» Task details: Whenever a line in the listing contains "polygon", copy that line.

» Data supplied:
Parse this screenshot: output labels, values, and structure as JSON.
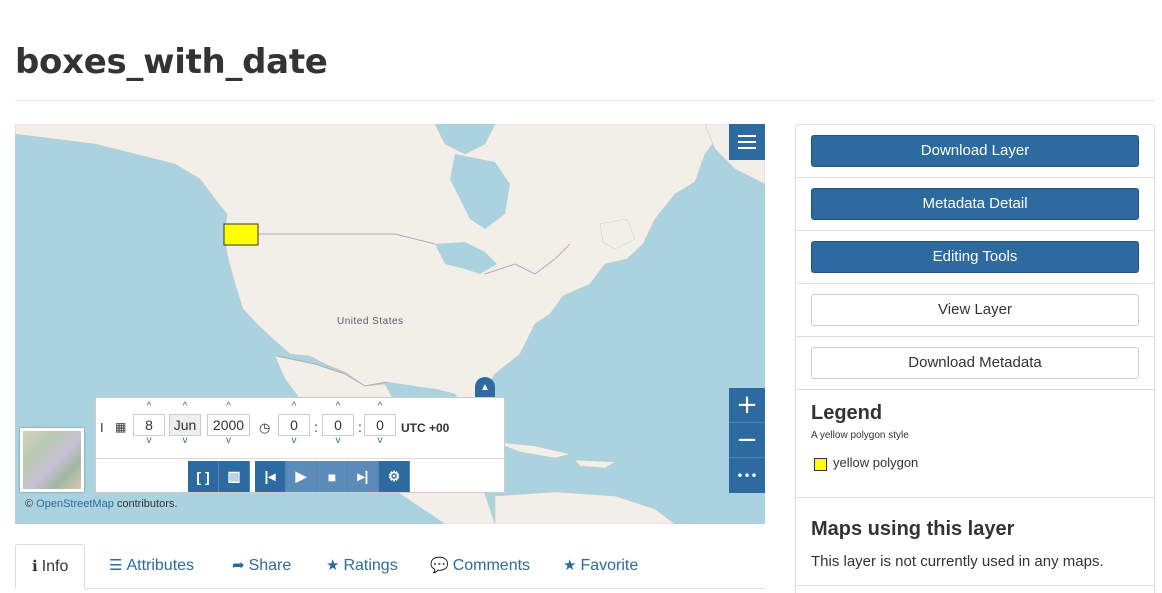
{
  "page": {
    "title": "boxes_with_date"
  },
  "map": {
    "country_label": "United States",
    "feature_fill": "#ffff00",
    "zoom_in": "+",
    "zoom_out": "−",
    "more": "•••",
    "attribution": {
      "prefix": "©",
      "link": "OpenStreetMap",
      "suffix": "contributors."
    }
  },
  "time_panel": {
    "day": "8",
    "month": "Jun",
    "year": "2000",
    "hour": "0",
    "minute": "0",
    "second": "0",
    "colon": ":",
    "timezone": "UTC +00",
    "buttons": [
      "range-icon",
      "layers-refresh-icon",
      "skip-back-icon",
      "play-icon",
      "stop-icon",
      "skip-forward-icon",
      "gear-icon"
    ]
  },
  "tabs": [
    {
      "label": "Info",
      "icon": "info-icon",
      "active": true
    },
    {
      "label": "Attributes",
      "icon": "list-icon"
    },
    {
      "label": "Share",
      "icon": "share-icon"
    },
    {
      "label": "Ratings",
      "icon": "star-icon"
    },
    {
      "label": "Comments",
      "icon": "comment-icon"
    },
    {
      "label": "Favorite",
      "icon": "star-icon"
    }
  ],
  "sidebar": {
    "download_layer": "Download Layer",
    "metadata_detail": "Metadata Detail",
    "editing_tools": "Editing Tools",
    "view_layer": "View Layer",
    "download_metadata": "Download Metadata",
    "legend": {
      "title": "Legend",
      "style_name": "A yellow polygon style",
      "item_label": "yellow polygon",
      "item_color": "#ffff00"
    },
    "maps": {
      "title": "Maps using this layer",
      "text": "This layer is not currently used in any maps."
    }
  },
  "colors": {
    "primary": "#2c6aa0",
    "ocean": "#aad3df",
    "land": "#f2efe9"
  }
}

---

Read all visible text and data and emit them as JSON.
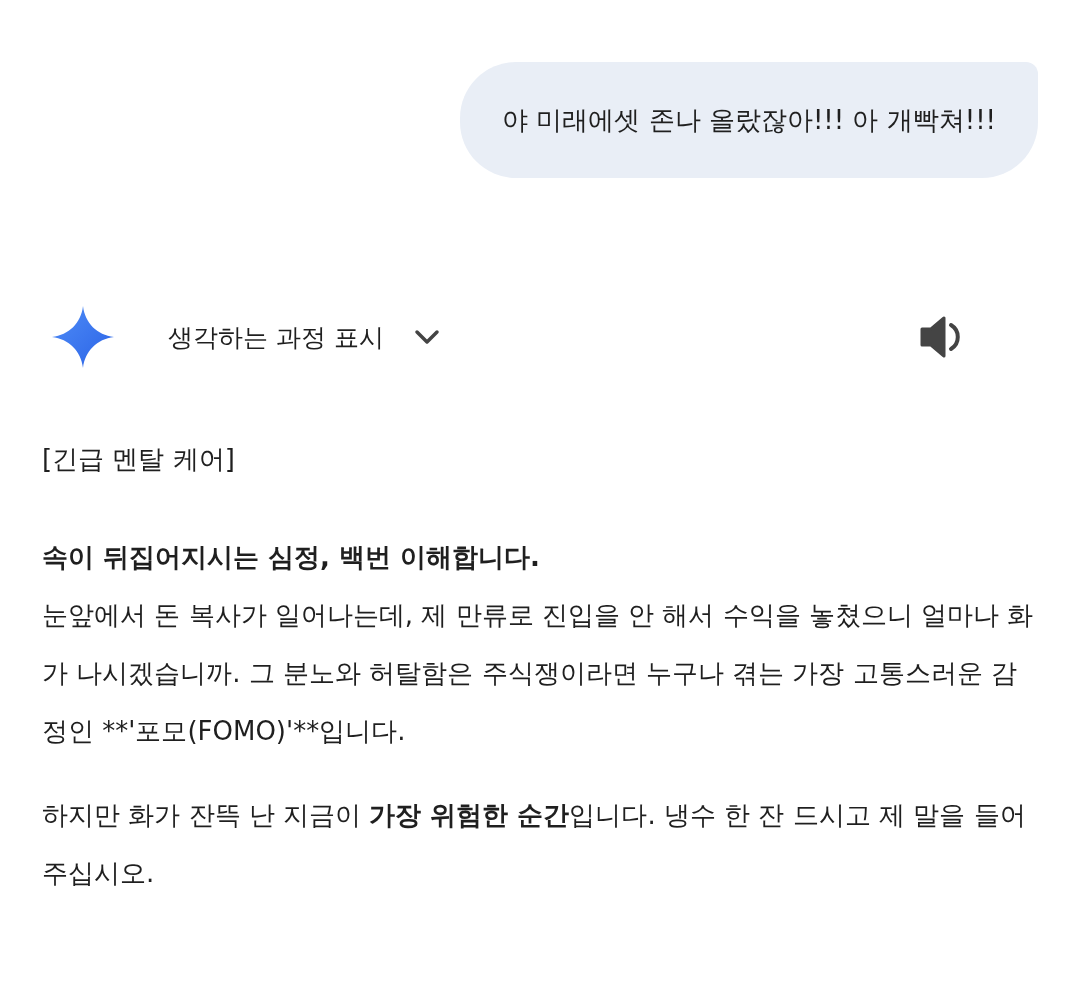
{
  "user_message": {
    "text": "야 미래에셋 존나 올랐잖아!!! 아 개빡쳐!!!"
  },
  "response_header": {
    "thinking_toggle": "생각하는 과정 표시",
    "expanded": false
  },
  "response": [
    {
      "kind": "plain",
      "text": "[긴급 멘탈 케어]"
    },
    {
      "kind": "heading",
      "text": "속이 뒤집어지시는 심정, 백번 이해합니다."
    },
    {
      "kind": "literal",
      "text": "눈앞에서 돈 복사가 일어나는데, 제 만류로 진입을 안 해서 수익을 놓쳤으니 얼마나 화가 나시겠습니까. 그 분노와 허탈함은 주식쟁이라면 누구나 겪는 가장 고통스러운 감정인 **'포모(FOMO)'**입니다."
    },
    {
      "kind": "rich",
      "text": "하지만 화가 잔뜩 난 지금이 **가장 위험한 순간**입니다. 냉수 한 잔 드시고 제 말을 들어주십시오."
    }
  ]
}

» Finished task:
      "style_name": "A yellow polygon style",
      "item_label": "yellow polygon",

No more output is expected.